Elan's future has been up in the air for months. In June the company launched a sales process while fending off one of the unsolicited bids from Royalty Pharma, a group that specializes in purchases royalty streams on drugs, which pursued Elan for four months. Elan CEO Kelly Martin prevailed in keeping his company out of the clutches of Royalty, which was eager to own his company's royalty rights on the blockbuster multiple sclerosis drug Tysabri.
Perrigo has risen from a list of potential buyers noted in recent months. The Allegan, MI-based company is paying an 11% premium on the closing price of Elan shares on Friday. Its deal gives Elan shareholders $6.25 in cash and .07636 shares of the new Perrigo company after the buyout. Including the cash from Elan, the deal is worth $8.6 billion.
Through the deal, Perrigo plans to become an Irish company and benefit from the 12.5% corporate tax rate. The company expects to reap $150 million in annual operating and tax savings from the acquisition of Elan. For its part, Elan has been essentially a shell with some remaining assets after selling its stake in Tysabri to Biogen Idec ($BIIB) for $3.25 billion in February. The company also had to rethink its future after the big Phase III failure last year of its Alzheimer's drug bapineuzumab, derailing hopes for a major new income stream for the Ireland-based drugmaker.
"A lower tax rate could put it in a much stronger position to grow inorganically going forward," Ami Fadia, a UBS analyst, wrote in a note to investors, as quoted by Bloomberg.

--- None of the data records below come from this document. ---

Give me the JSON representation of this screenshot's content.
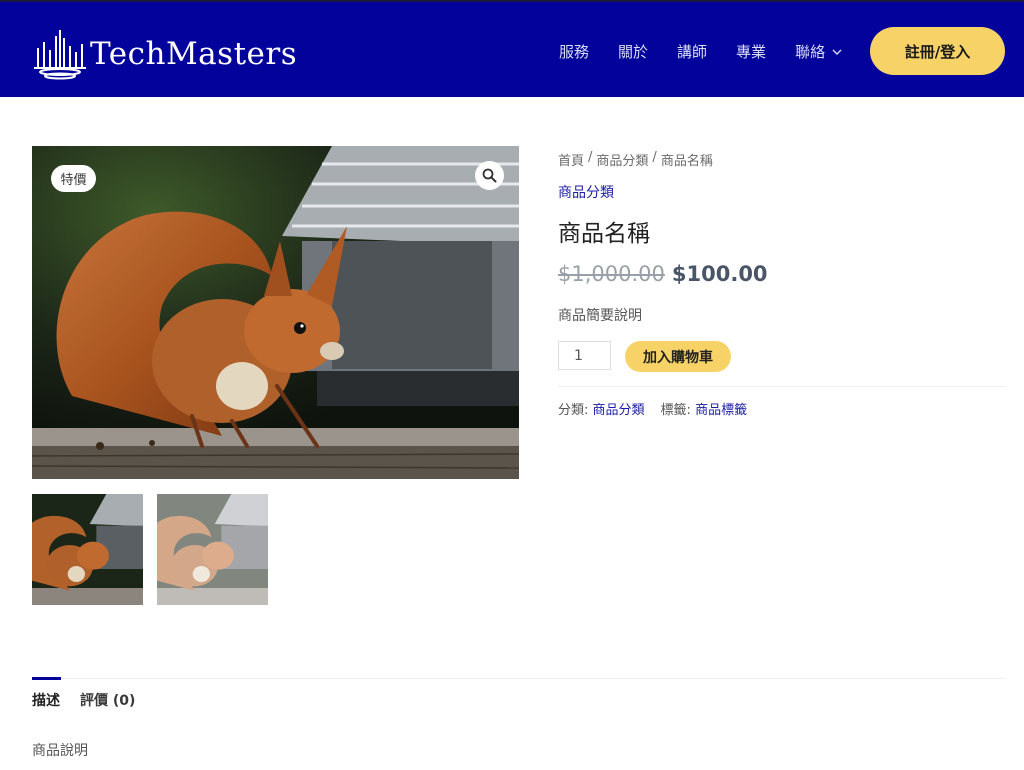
{
  "header": {
    "brand": "TechMasters",
    "nav": [
      {
        "label": "服務"
      },
      {
        "label": "關於"
      },
      {
        "label": "講師"
      },
      {
        "label": "專業"
      },
      {
        "label": "聯絡",
        "has_dropdown": true
      }
    ],
    "cta_label": "註冊/登入",
    "colors": {
      "header_bg": "#03039c",
      "accent": "#f7d266",
      "link": "#1c1ca6"
    }
  },
  "product": {
    "sale_badge": "特價",
    "zoom_icon": "magnifier-icon",
    "breadcrumb": [
      "首頁",
      "商品分類",
      "商品名稱"
    ],
    "breadcrumb_separator": "/",
    "category_link": "商品分類",
    "title": "商品名稱",
    "regular_price": "$1,000.00",
    "sale_price": "$100.00",
    "short_description": "商品簡要說明",
    "quantity": "1",
    "add_to_cart_label": "加入購物車",
    "meta": {
      "category_label": "分類:",
      "category_value": "商品分類",
      "tag_label": "標籤:",
      "tag_value": "商品標籤"
    },
    "image_subject": "red squirrel photo",
    "thumbnails": 2
  },
  "tabs": [
    {
      "label": "描述",
      "active": true
    },
    {
      "label": "評價 (0)",
      "active": false
    }
  ],
  "description": "商品說明"
}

Perrigo drew some early criticism from commentators, including TheStreet's Adam Feuerstein, for its move to lower its taxes. The company has joined a list of U.S. biotech and pharma groups to take advantage of tax havens such as Ireland, and their controversial actions made them targets for media and political types.

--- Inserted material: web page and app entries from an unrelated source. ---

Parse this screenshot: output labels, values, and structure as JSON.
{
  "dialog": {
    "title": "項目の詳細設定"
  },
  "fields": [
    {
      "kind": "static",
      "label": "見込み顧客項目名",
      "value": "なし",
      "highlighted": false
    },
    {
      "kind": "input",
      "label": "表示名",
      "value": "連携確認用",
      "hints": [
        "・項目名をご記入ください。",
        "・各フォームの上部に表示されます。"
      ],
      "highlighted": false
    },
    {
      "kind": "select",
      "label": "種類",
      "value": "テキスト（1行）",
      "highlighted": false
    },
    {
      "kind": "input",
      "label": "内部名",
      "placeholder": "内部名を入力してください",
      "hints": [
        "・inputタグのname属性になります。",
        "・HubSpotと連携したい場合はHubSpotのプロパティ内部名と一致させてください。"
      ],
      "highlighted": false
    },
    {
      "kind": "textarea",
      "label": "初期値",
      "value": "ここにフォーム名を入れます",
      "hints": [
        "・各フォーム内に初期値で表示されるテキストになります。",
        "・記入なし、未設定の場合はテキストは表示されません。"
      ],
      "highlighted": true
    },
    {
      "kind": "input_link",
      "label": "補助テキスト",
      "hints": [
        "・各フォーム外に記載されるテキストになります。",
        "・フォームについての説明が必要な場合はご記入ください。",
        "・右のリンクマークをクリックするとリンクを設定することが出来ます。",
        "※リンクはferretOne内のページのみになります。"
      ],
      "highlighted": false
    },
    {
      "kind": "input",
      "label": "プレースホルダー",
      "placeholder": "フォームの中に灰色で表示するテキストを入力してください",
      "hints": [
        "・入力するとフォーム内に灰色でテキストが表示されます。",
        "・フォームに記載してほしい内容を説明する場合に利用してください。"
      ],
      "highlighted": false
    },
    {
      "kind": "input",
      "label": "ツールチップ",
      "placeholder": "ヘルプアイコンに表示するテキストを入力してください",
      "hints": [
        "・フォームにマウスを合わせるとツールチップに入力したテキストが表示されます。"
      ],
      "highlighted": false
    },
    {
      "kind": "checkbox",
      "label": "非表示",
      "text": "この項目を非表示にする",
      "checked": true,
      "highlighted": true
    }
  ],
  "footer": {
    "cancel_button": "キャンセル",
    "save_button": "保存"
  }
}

However, stock analysts and company executives generally applaud the tax advantages as positive developments for shareholders, and Reuters reported that Perrigo stands to lower its tax rate from 30% to around 17% after buying Elan.
"We think it's financially compelling and when you put it together with an Irish domicile that has operational tax synergies, we think it's a really compelling story," Perrigo CEO Joseph Papa told the news service.